This is definitely one of the most highly-anticipated sequels that readers have been salivating over...waiting for the time they could rejoin Miss Peregrine’s peculiar children and see what their next steps would be. For those who are wondering, the vintage photographs are still incredible and unbelievably realistic. They not only bring out the goose bumps, but also scream for the reader to turn on all the lights in the house while reading...just in case the subjects in those peculiar photos come to life.
The first book in this series was immensely popular because of the extreme inventiveness of the writer, Ransom Riggs, and everyone will agree that Riggs delivers yet again with Hollow City.

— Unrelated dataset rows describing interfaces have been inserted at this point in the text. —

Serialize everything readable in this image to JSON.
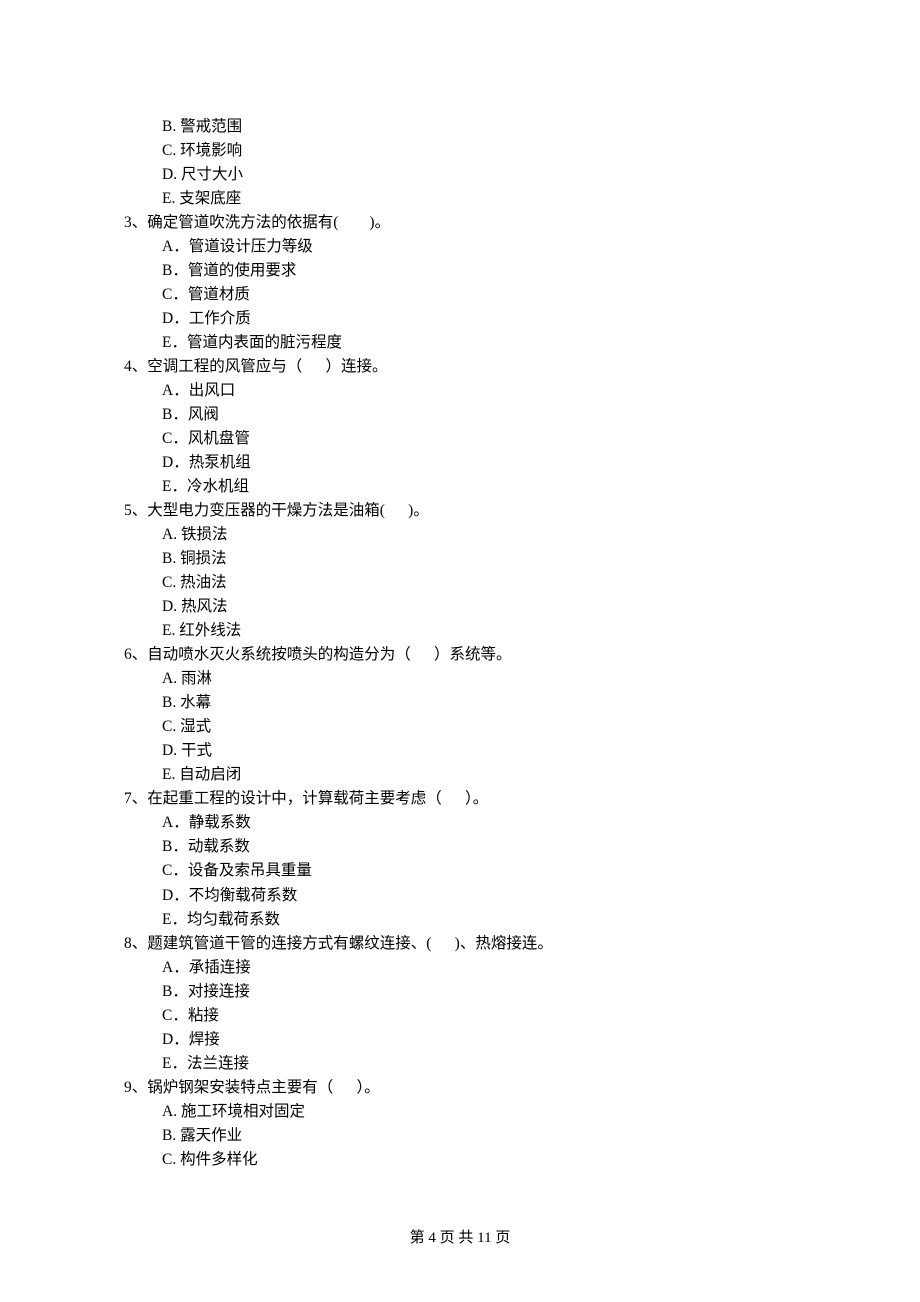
{
  "orphanOptions": [
    "B. 警戒范围",
    "C. 环境影响",
    "D. 尺寸大小",
    "E. 支架底座"
  ],
  "questions": [
    {
      "num": "3、",
      "stem": "确定管道吹洗方法的依据有(        )。",
      "options": [
        "A．管道设计压力等级",
        "B．管道的使用要求",
        "C．管道材质",
        "D．工作介质",
        "E．管道内表面的脏污程度"
      ]
    },
    {
      "num": "4、",
      "stem": "空调工程的风管应与（      ）连接。",
      "options": [
        "A．出风口",
        "B．风阀",
        "C．风机盘管",
        "D．热泵机组",
        "E．冷水机组"
      ]
    },
    {
      "num": "5、",
      "stem": "大型电力变压器的干燥方法是油箱(      )。",
      "options": [
        "A. 铁损法",
        "B. 铜损法",
        "C. 热油法",
        "D. 热风法",
        "E. 红外线法"
      ]
    },
    {
      "num": "6、",
      "stem": "自动喷水灭火系统按喷头的构造分为（      ）系统等。",
      "options": [
        "A. 雨淋",
        "B. 水幕",
        "C. 湿式",
        "D. 干式",
        "E. 自动启闭"
      ]
    },
    {
      "num": "7、",
      "stem": "在起重工程的设计中，计算载荷主要考虑（      ）。",
      "options": [
        "A．静载系数",
        "B．动载系数",
        "C．设备及索吊具重量",
        "D．不均衡载荷系数",
        "E．均匀载荷系数"
      ]
    },
    {
      "num": "8、",
      "stem": "题建筑管道干管的连接方式有螺纹连接、(      )、热熔接连。",
      "options": [
        "A．承插连接",
        "B．对接连接",
        "C．粘接",
        "D．焊接",
        "E．法兰连接"
      ]
    },
    {
      "num": "9、",
      "stem": "锅炉钢架安装特点主要有（      ）。",
      "options": [
        "A. 施工环境相对固定",
        "B. 露天作业",
        "C. 构件多样化"
      ]
    }
  ],
  "footer": "第 4 页 共 11 页"
}
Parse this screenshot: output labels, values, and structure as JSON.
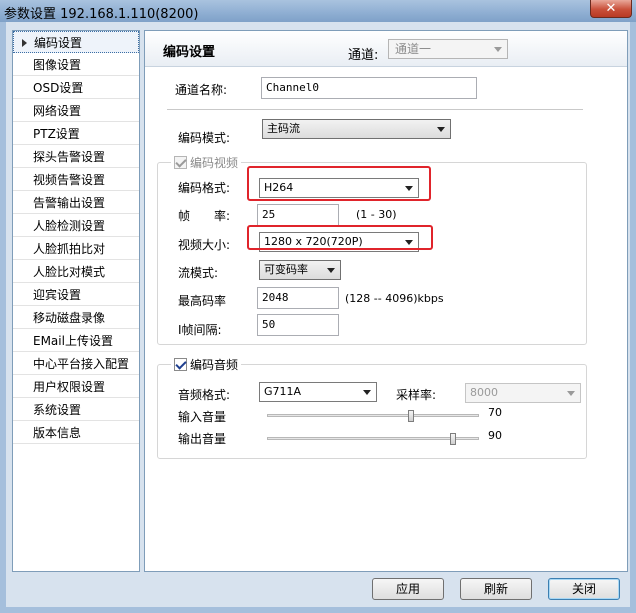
{
  "window": {
    "title": "参数设置 192.168.1.110(8200)",
    "close_glyph": "✕"
  },
  "sidebar": {
    "items": [
      {
        "label": "编码设置",
        "active": true
      },
      {
        "label": "图像设置"
      },
      {
        "label": "OSD设置"
      },
      {
        "label": "网络设置"
      },
      {
        "label": "PTZ设置"
      },
      {
        "label": "探头告警设置"
      },
      {
        "label": "视频告警设置"
      },
      {
        "label": "告警输出设置"
      },
      {
        "label": "人脸检测设置"
      },
      {
        "label": "人脸抓拍比对"
      },
      {
        "label": "人脸比对模式"
      },
      {
        "label": "迎宾设置"
      },
      {
        "label": "移动磁盘录像"
      },
      {
        "label": "EMail上传设置"
      },
      {
        "label": "中心平台接入配置"
      },
      {
        "label": "用户权限设置"
      },
      {
        "label": "系统设置"
      },
      {
        "label": "版本信息"
      }
    ]
  },
  "header": {
    "title": "编码设置",
    "channel_label": "通道:",
    "channel_value": "通道一"
  },
  "form": {
    "channel_name_label": "通道名称:",
    "channel_name_value": "Channel0",
    "encode_mode_label": "编码模式:",
    "encode_mode_value": "主码流",
    "video_group_label": "编码视频",
    "encode_format_label": "编码格式:",
    "encode_format_value": "H264",
    "framerate_label": "帧　　率:",
    "framerate_value": "25",
    "framerate_range": "(1 - 30)",
    "video_size_label": "视频大小:",
    "video_size_value": "1280 x 720(720P)",
    "stream_mode_label": "流模式:",
    "stream_mode_value": "可变码率",
    "max_bitrate_label": "最高码率",
    "max_bitrate_value": "2048",
    "max_bitrate_range": "(128 -- 4096)kbps",
    "iframe_label": "I帧间隔:",
    "iframe_value": "50",
    "audio_group_label": "编码音频",
    "audio_format_label": "音频格式:",
    "audio_format_value": "G711A",
    "sample_rate_label": "采样率:",
    "sample_rate_value": "8000",
    "input_volume_label": "输入音量",
    "input_volume_value": "70",
    "output_volume_label": "输出音量",
    "output_volume_value": "90"
  },
  "buttons": {
    "apply": "应用",
    "refresh": "刷新",
    "close": "关闭"
  }
}
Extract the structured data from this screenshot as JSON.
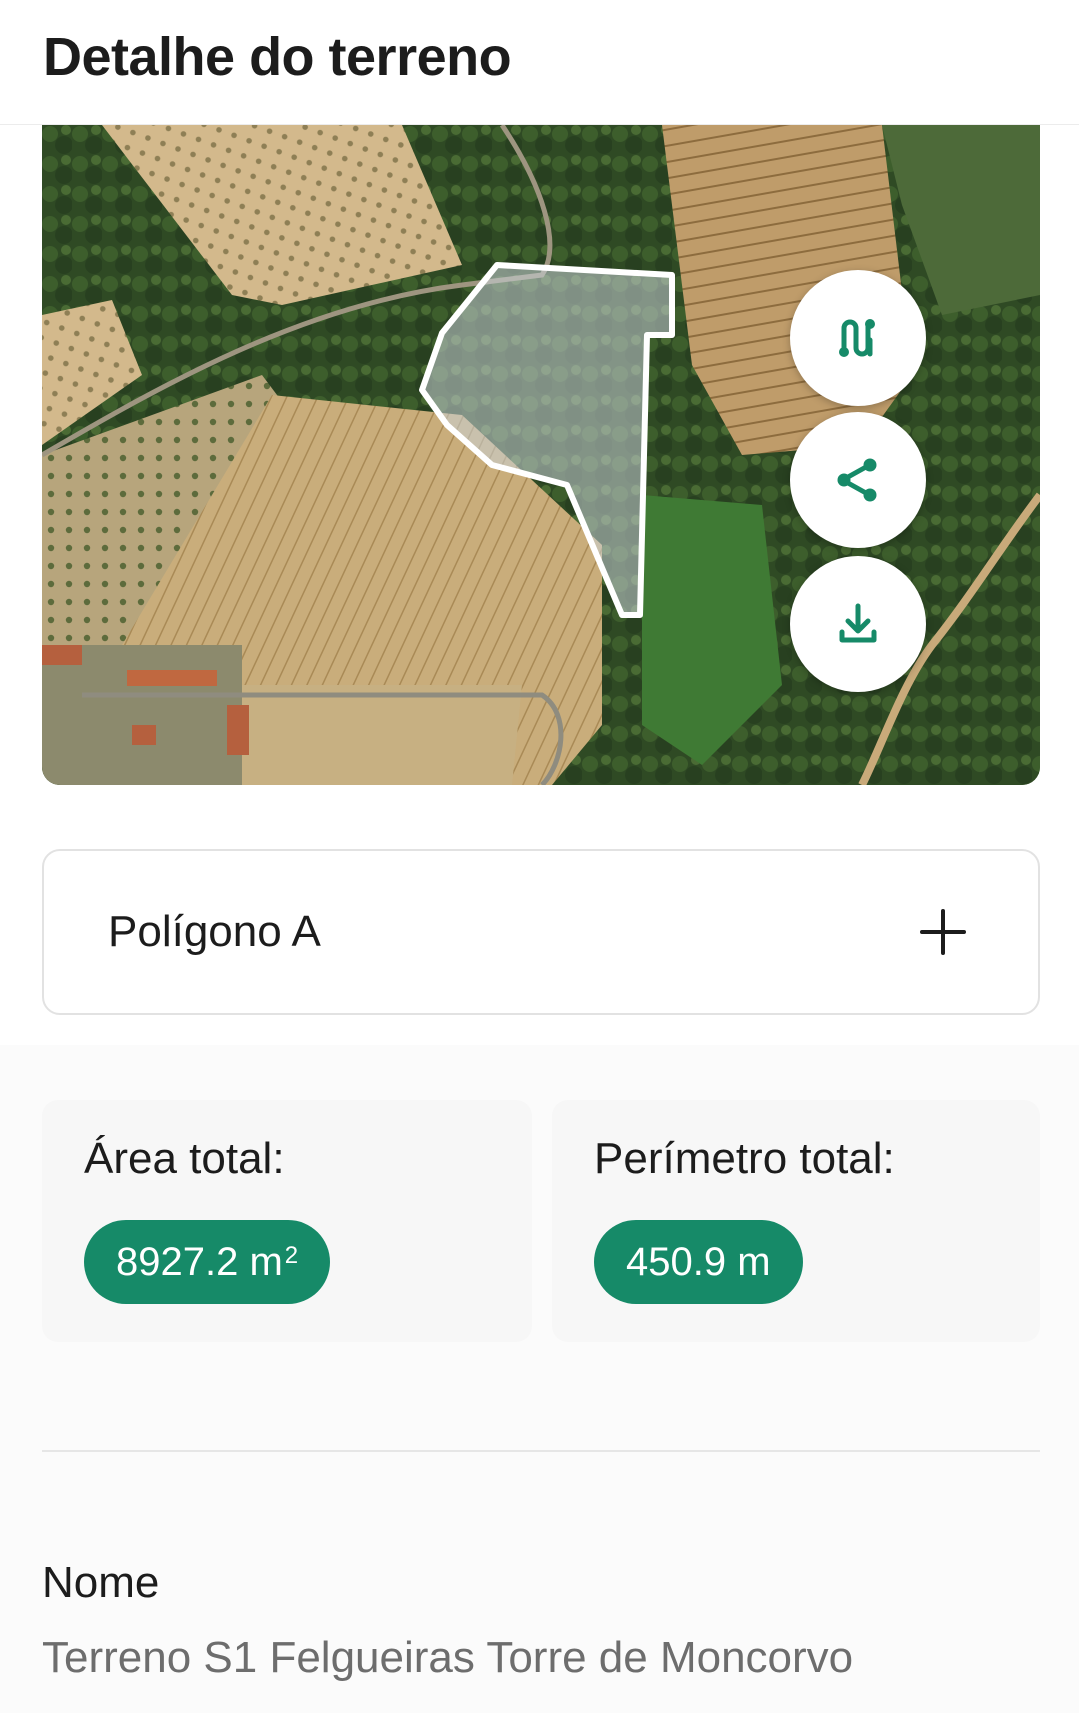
{
  "header": {
    "title": "Detalhe do terreno"
  },
  "map": {
    "actions": [
      {
        "icon": "route-icon",
        "label": "route"
      },
      {
        "icon": "share-icon",
        "label": "share"
      },
      {
        "icon": "download-icon",
        "label": "download"
      }
    ],
    "polygon_stroke": "#ffffff"
  },
  "polygon": {
    "label": "Polígono A",
    "expand_icon": "plus-icon"
  },
  "stats": {
    "area": {
      "label": "Área total:",
      "value": "8927.2 m",
      "unit_sup": "2"
    },
    "perimeter": {
      "label": "Perímetro total:",
      "value": "450.9 m"
    }
  },
  "details": {
    "name_label": "Nome",
    "name_value": "Terreno S1 Felgueiras Torre de Moncorvo"
  },
  "colors": {
    "accent": "#168a68",
    "text": "#1c1c1c",
    "muted": "#6d6d6d"
  }
}
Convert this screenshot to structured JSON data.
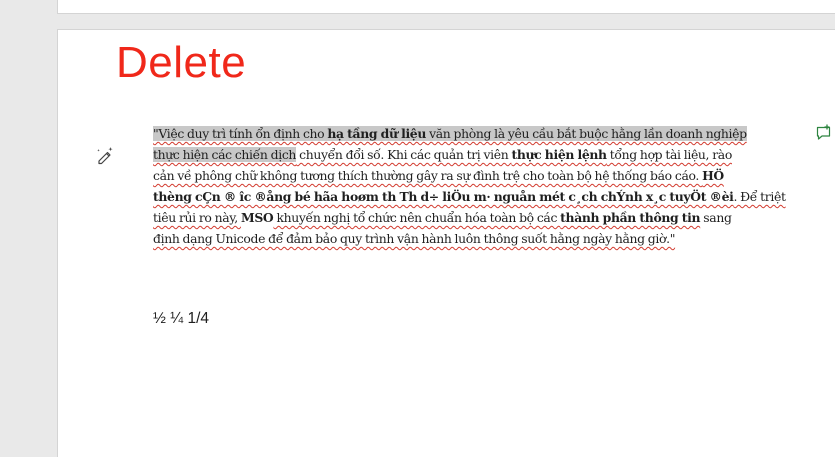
{
  "document": {
    "heading": "Delete",
    "paragraph": {
      "line1": {
        "a": "\"Việc duy trì tính ổn định cho ",
        "b": "hạ tầng dữ liệu",
        "c": " văn phòng là yêu cầu bắt buộc hằng lần doanh nghiệp"
      },
      "line2": {
        "a": "thực hiện các chiến dịch",
        "b": " chuyển đổi số. Khi các quản trị viên ",
        "c": "thực hiện lệnh",
        "d": " tổng hợp tài liệu, rào"
      },
      "line3": {
        "a": "cản về phông chữ không tương thích thường gây ra sự đình trệ cho toàn bộ hệ thống báo cáo. ",
        "b": "HÖ"
      },
      "line4": {
        "a": "thèng cÇn ® îc ®ång bé hãa hoøm th Th d÷ liÖu m· nguån mét c¸ch chÝnh x¸c tuyÖt ®èi",
        "b": ". Để triệt"
      },
      "line5": {
        "a": "tiêu rủi ro này, ",
        "b": "MSO",
        "c": " khuyến nghị tổ chức nên chuẩn hóa toàn bộ các ",
        "d": "thành phần thông tin",
        "e": " sang"
      },
      "line6": {
        "a": "định dạng Unicode để đảm bảo quy trình vận hành luôn thông suốt hằng ngày hằng giờ.\""
      }
    },
    "fractions": "½ ¼ 1/4"
  },
  "icons": {
    "rewrite": "magic-pen-icon",
    "comment": "new-comment-icon"
  },
  "colors": {
    "heading": "#f0281a",
    "selection": "#c8c8c8",
    "spellcheck": "#d23a2e",
    "comment_icon": "#2e8540"
  }
}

To catch everyone up, the first book centered around Jacob Portman and the stories his grandfather told him about his own life in WWII, where he grew up in this ‘home of peculiar children.’ Jacob wasn’t sold on any of this, even after seeing the haunting photographs. So when his grandfather passed away, Jacob went on a journey to find out what was real and what was complete fabrication.
Hollow City begins exactly where Book I faded out. Jacob and his ‘peculiar’ companions are on the run from soldiers (which are actually wights); the kids need to get to London fast because that is the place where the cure resides that will transform Miss Peregrine from the bird form she’s stuck in, back to the woman they love and need.
Sinister...evil...all the things that go bump in the night are thrown at the children as they make their way on this very important journey; they even meet some new peculiar children along the way. But humans are not the only things they must bypass; strange animals, a gypsy troupe that may have their own agenda, telepathic characters, shape shifters - this has got it all! And, yes, Emma Bloom - the girl who can make fire with her hands - is also among Jacob’s problems, because he’s trying to figure out his love for her while searching for the hollowgasts that could tear their group apart.
The most amazing thing about this sequel is the fact that the inventive tale, along with the vintage photos, is even better than the first.
Quill says: Miss Peregrine’s realm is full of tension, fear and the unknown; it is a ‘habit’ NO reader will ever want to break.